By raising objections, the nonprofits reserve their right to appeal the assessments in district court. Several private property owners, including WCCO-TV and the Hotel Minneapolis, told the council they might take that step as well. Glaser said that the district court process, required by state law, is the fastest way to get the constitutional issues before a court. No decision has been made by the basilica about an appeal, he said.
Jon Pratt, the executive director of the Minnesota Council of Nonprofits, said the reason nonprofits are exempt from general taxes is because they provide a public benefit. “You want to assure donors that all of their money is going to the public benefit,” he said. “You don’t tax the fire department to pay for the police department.”
The issue raised in the Nicollet Mall assessments gets to the delineation between a tax and a fee, said Pratt. While nonprofits don’t pay general taxes that pay for general government, they do pay fees for services applied directly to their properties and activities. “Is this a tax or is it a fee?” Pratt asked. “It’s behaving more like a tax.”

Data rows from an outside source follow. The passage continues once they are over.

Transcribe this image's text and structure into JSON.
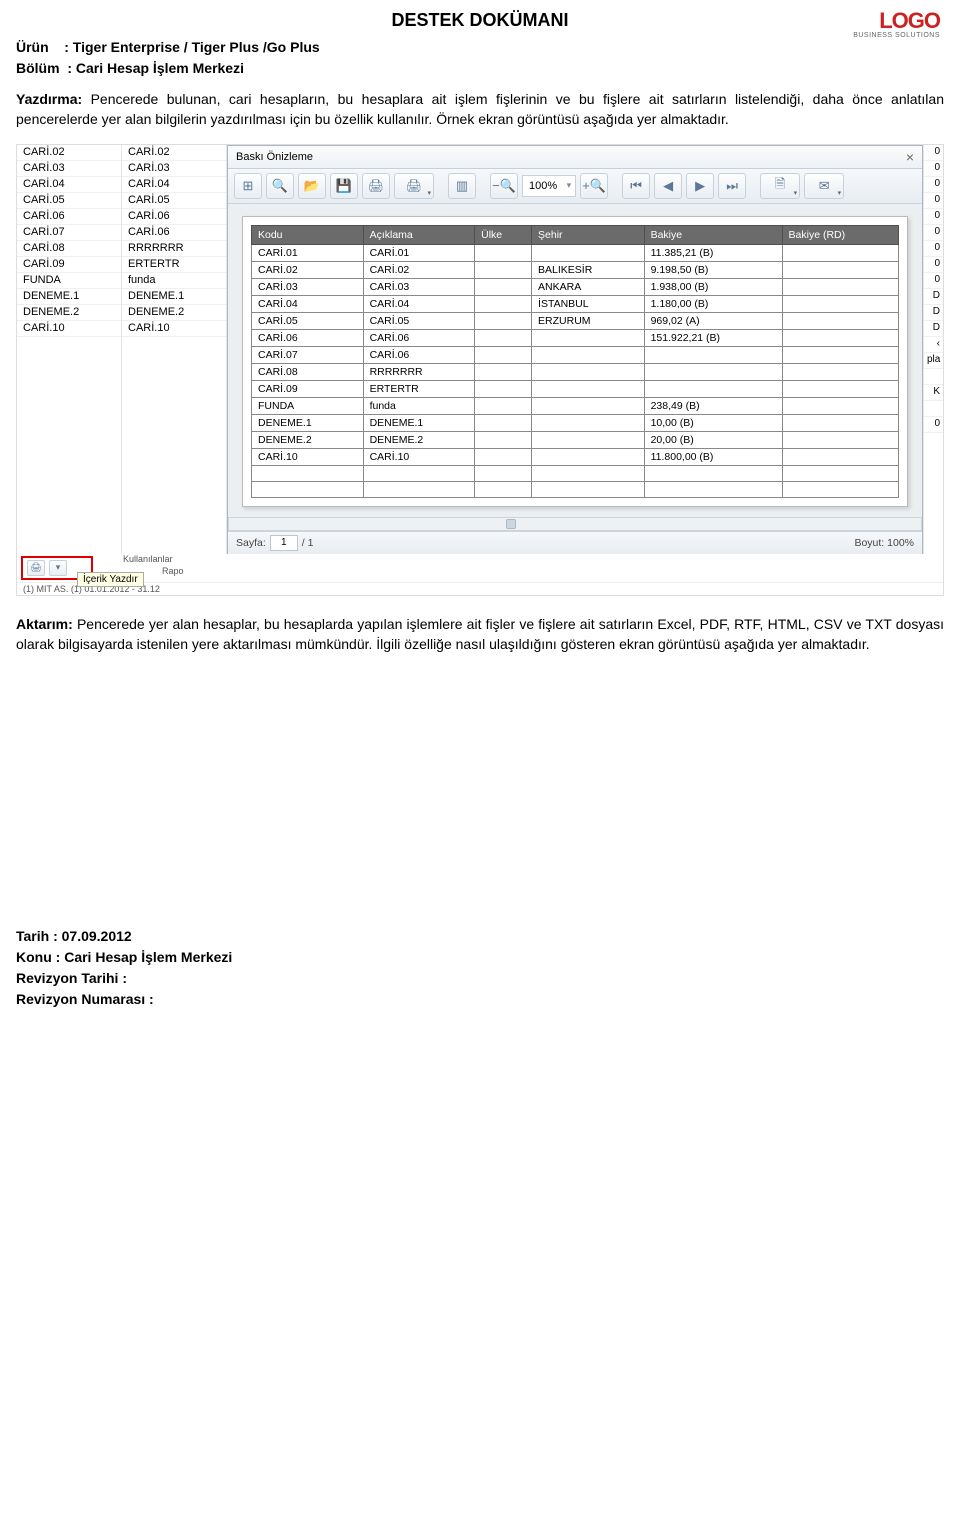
{
  "doc": {
    "headerTitle": "DESTEK DOKÜMANI",
    "logo": {
      "main": "LOGO",
      "sub": "BUSINESS SOLUTIONS"
    },
    "metaProductLabel": "Ürün",
    "metaProductValue": ": Tiger Enterprise / Tiger Plus /Go Plus",
    "metaSectionLabel": "Bölüm",
    "metaSectionValue": ": Cari Hesap İşlem Merkezi",
    "para1Head": "Yazdırma:",
    "para1Body": " Pencerede bulunan, cari hesapların, bu hesaplara ait işlem fişlerinin ve bu fişlere ait satırların listelendiği, daha önce anlatılan pencerelerde yer alan bilgilerin yazdırılması için bu özellik kullanılır. Örnek ekran görüntüsü aşağıda yer almaktadır.",
    "para2Head": "Aktarım:",
    "para2Body": " Pencerede yer alan hesaplar, bu hesaplarda yapılan işlemlere ait fişler ve fişlere ait satırların Excel, PDF, RTF, HTML, CSV ve TXT dosyası olarak bilgisayarda istenilen yere aktarılması mümkündür. İlgili özelliğe nasıl ulaşıldığını gösteren ekran görüntüsü aşağıda yer almaktadır.",
    "footer": {
      "l1": "Tarih : 07.09.2012",
      "l2": "Konu : Cari Hesap İşlem Merkezi",
      "l3": "Revizyon Tarihi :",
      "l4": "Revizyon Numarası :"
    }
  },
  "screenshot": {
    "previewTitle": "Baskı Önizleme",
    "zoom": "100%",
    "statusPageLabel": "Sayfa:",
    "statusPageCur": "1",
    "statusPageTotal": "/ 1",
    "statusSizeLabel": "Boyut: 100%",
    "tooltip": "İçerik Yazdır",
    "redbox_text": "Kullanılanlar",
    "bottomExtra": "(1) MIT AS.    (1) 01.01.2012 - 31.12",
    "bottomExtra2": "Rapo",
    "outerLeftCol": [
      "CARİ.02",
      "CARİ.03",
      "CARİ.04",
      "CARİ.05",
      "CARİ.06",
      "CARİ.07",
      "CARİ.08",
      "CARİ.09",
      "FUNDA",
      "DENEME.1",
      "DENEME.2",
      "CARİ.10"
    ],
    "outerLeftCol2": [
      "CARİ.02",
      "CARİ.03",
      "CARİ.04",
      "CARİ.05",
      "CARİ.06",
      "CARİ.06",
      "RRRRRRR",
      "ERTERTR",
      "funda",
      "DENEME.1",
      "DENEME.2",
      "CARİ.10"
    ],
    "outerRightBadges": [
      "0",
      "0",
      "0",
      "0",
      "0",
      "0",
      "0",
      "0",
      "0",
      "D",
      "D",
      "D"
    ],
    "outerRightBottom": [
      "‹",
      "pla",
      "",
      "K",
      "",
      "0"
    ],
    "tableHeaders": [
      "Kodu",
      "Açıklama",
      "Ülke",
      "Şehir",
      "Bakiye",
      "Bakiye (RD)"
    ],
    "tableRows": [
      [
        "CARİ.01",
        "CARİ.01",
        "",
        "",
        "11.385,21 (B)",
        ""
      ],
      [
        "CARİ.02",
        "CARİ.02",
        "",
        "BALIKESİR",
        "9.198,50 (B)",
        ""
      ],
      [
        "CARİ.03",
        "CARİ.03",
        "",
        "ANKARA",
        "1.938,00 (B)",
        ""
      ],
      [
        "CARİ.04",
        "CARİ.04",
        "",
        "İSTANBUL",
        "1.180,00 (B)",
        ""
      ],
      [
        "CARİ.05",
        "CARİ.05",
        "",
        "ERZURUM",
        "969,02 (A)",
        ""
      ],
      [
        "CARİ.06",
        "CARİ.06",
        "",
        "",
        "151.922,21 (B)",
        ""
      ],
      [
        "CARİ.07",
        "CARİ.06",
        "",
        "",
        "",
        ""
      ],
      [
        "CARİ.08",
        "RRRRRRR",
        "",
        "",
        "",
        ""
      ],
      [
        "CARİ.09",
        "ERTERTR",
        "",
        "",
        "",
        ""
      ],
      [
        "FUNDA",
        "funda",
        "",
        "",
        "238,49 (B)",
        ""
      ],
      [
        "DENEME.1",
        "DENEME.1",
        "",
        "",
        "10,00 (B)",
        ""
      ],
      [
        "DENEME.2",
        "DENEME.2",
        "",
        "",
        "20,00 (B)",
        ""
      ],
      [
        "CARİ.10",
        "CARİ.10",
        "",
        "",
        "11.800,00 (B)",
        ""
      ],
      [
        "",
        "",
        "",
        "",
        "",
        ""
      ],
      [
        "",
        "",
        "",
        "",
        "",
        ""
      ]
    ]
  }
}
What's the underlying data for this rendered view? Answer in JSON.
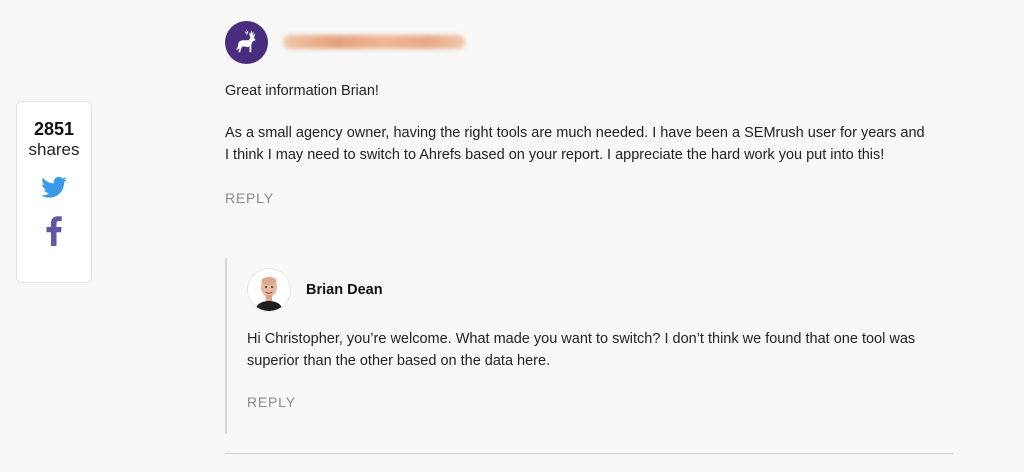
{
  "share": {
    "count": "2851",
    "label": "shares",
    "icons": [
      "twitter-icon",
      "facebook-icon"
    ],
    "twitter_color": "#3b9be8",
    "facebook_color": "#5e56a8"
  },
  "comment": {
    "avatar_color": "#4a2d7e",
    "avatar_icon": "deer-icon",
    "greeting": "Great information Brian!",
    "body": "As a small agency owner, having the right tools are much needed. I have been a SEMrush user for years and I think I may need to switch to Ahrefs based on your report. I appreciate the hard work you put into this!",
    "reply_label": "REPLY"
  },
  "reply": {
    "author": "Brian Dean",
    "body": "Hi Christopher, you’re welcome. What made you want to switch? I don’t think we found that one tool was superior than the other based on the data here.",
    "reply_label": "REPLY"
  }
}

Pratt said the issue has come up before, with a street-lighting and street-maintenance assessment in Minneapolis and a right of way maintenance assessment in St. Paul. Both council’s decided to apply those charges to nonprofits. “It’s part of a low-grade tension between municipal governments that need funds and exempt properties,” Pratt said.